• Speaking of WTP4: The water utility has recently touted a decision to change its Spicewood Springs shaft from a "working site" to a "retrieval site," meaning fewer trucks rumbling through the neighborhood, but neighbors still oppose the project. The Parks and Recreation Board will hold a hearing Tuesday, Oct. 26, to consider whether to approve the use of parkland to site the shaft. (The meeting notice had not been posted at press time.)
• As the city dumps its resources into WTP4, Travis County tries to preserve the ones it has. Commissioners on Tuesday approved a one-year ban on new development in areas that would rely on water from the Trinity Aquifer. Margaret Gómez and Ron Davis were MIA for the vote.
• Wildflower Terrace, a new residential development – this one an affordable rental community for seniors – broke ground Wednesday at the Mueller neighborhood project, near the site of the former airport's control tower.

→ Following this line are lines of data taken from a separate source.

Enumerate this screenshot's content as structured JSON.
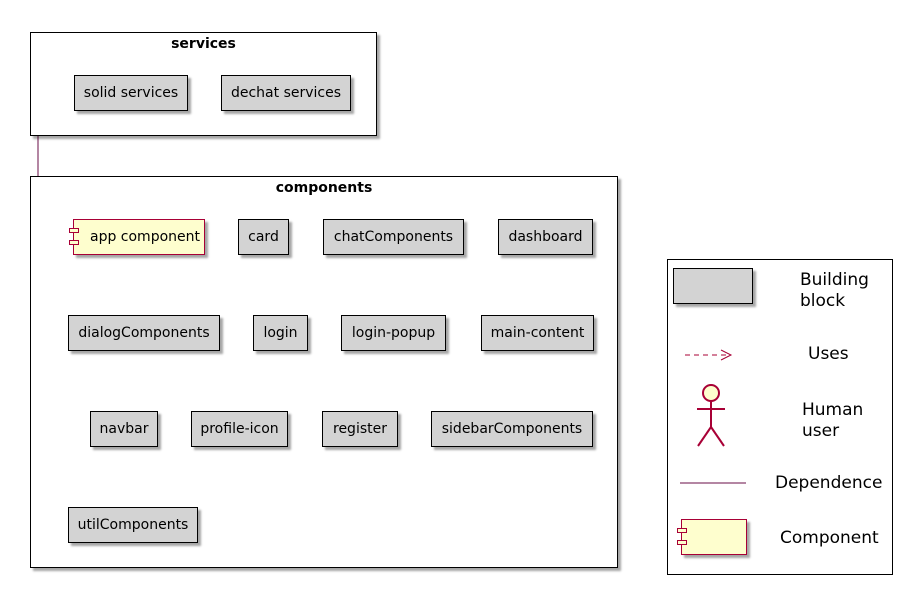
{
  "services": {
    "title": "services",
    "items": [
      "solid services",
      "dechat services"
    ]
  },
  "components": {
    "title": "components",
    "app_component": "app component",
    "items": [
      "card",
      "chatComponents",
      "dashboard",
      "dialogComponents",
      "login",
      "login-popup",
      "main-content",
      "navbar",
      "profile-icon",
      "register",
      "sidebarComponents",
      "utilComponents"
    ]
  },
  "legend": {
    "building_block": "Building block",
    "uses": "Uses",
    "human_user": "Human user",
    "dependence": "Dependence",
    "component": "Component"
  },
  "colors": {
    "block_fill": "#d3d3d3",
    "component_fill": "#fefece",
    "accent": "#a80036",
    "dependence_line": "#6a0e47"
  }
}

DMA Development Co. plans a four-story, multifamily complex for folks who have made it to 55 years and up.
• While local boosters sing Mueller's praises, investors are keening over the troubled redevelopment deal at the former site of Concordia College: The University Park office building, the lone structure on the barren property, is now slated for the sales block; tenant Texas Monthly, meanwhile, considers an exit strategy.
• The Texas Tribune announced Tuesday a new content deal with The New York Times, while on the same day, the Austin American-Statesman tooted its horn about a new business partnership with The Onion.

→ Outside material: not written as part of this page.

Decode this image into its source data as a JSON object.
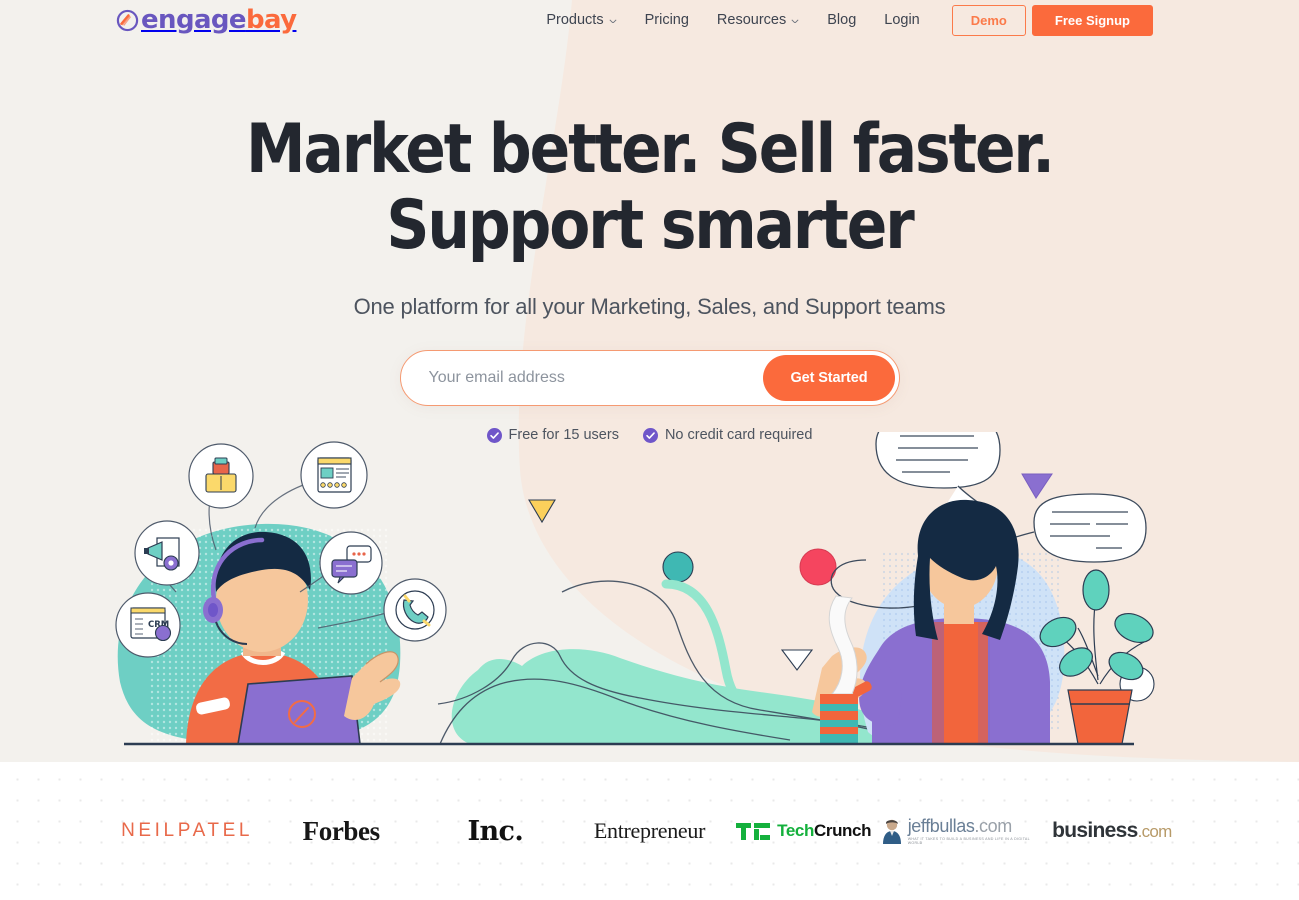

• Texas Attorney General Greg Abbott has again slain the dragons that sought to dismantle the righteousness of Texas: The 5th U.S. Court of Appeals sided with the A.G. last week when it ruled that the recently amended state pledge – to which the phrase "one state under God" was added in 2007 – does not violate the U.S. Constitution.
• A new study by the Center for American Progress alleges that the direction and results of research at Texas universities – including UT-Austin – were compromised by Big Oil. The report found that the terms of several industry-sponsored research alliance agreements allowed oil firms to subvert the grant allocation process and disregard necessary academic peer review.

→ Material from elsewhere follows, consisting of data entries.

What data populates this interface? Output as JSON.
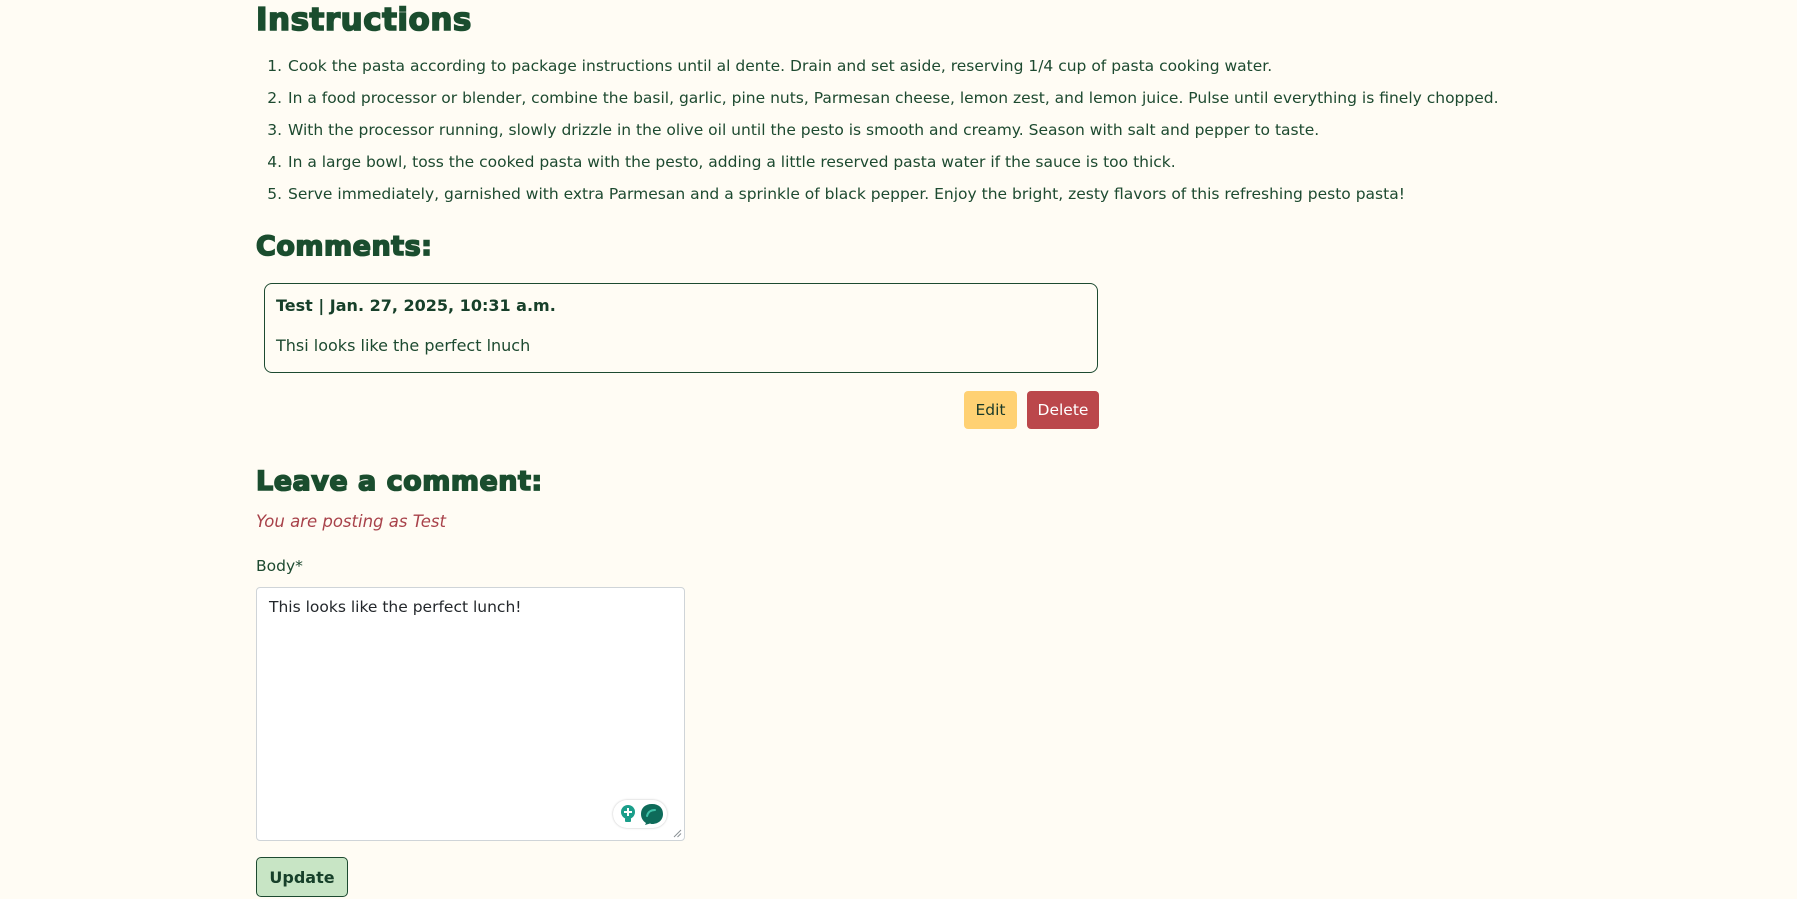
{
  "instructions": {
    "heading": "Instructions",
    "steps": [
      "Cook the pasta according to package instructions until al dente. Drain and set aside, reserving 1/4 cup of pasta cooking water.",
      "In a food processor or blender, combine the basil, garlic, pine nuts, Parmesan cheese, lemon zest, and lemon juice. Pulse until everything is finely chopped.",
      "With the processor running, slowly drizzle in the olive oil until the pesto is smooth and creamy. Season with salt and pepper to taste.",
      "In a large bowl, toss the cooked pasta with the pesto, adding a little reserved pasta water if the sauce is too thick.",
      "Serve immediately, garnished with extra Parmesan and a sprinkle of black pepper. Enjoy the bright, zesty flavors of this refreshing pesto pasta!"
    ]
  },
  "comments": {
    "heading": "Comments:",
    "items": [
      {
        "meta": "Test | Jan. 27, 2025, 10:31 a.m.",
        "body": "Thsi looks like the perfect lnuch"
      }
    ],
    "edit_label": "Edit",
    "delete_label": "Delete"
  },
  "comment_form": {
    "heading": "Leave a comment:",
    "posting_as": "You are posting as Test",
    "body_label": "Body*",
    "body_value": "This looks like the perfect lunch!",
    "submit_label": "Update",
    "assist_icons": [
      "lightbulb-plus-icon",
      "speech-bubble-icon"
    ]
  },
  "colors": {
    "background": "#fffcf4",
    "heading": "#1a4d2e",
    "text": "#1d4a30",
    "edit_button": "#ffd173",
    "delete_button": "#bb474b",
    "posting_as": "#a8424a",
    "update_button": "#c8e5c5",
    "assist_accent": "#1a9e8a"
  }
}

Quote of the Week
"Regrettably, incumbent Governor Rick Perry has declined to join us for this debate, and for that I believe we are all the poorer."
– The Dallas Morning News' Austin bureau chief, Christy Hoppe, who moderated Tuesday's debate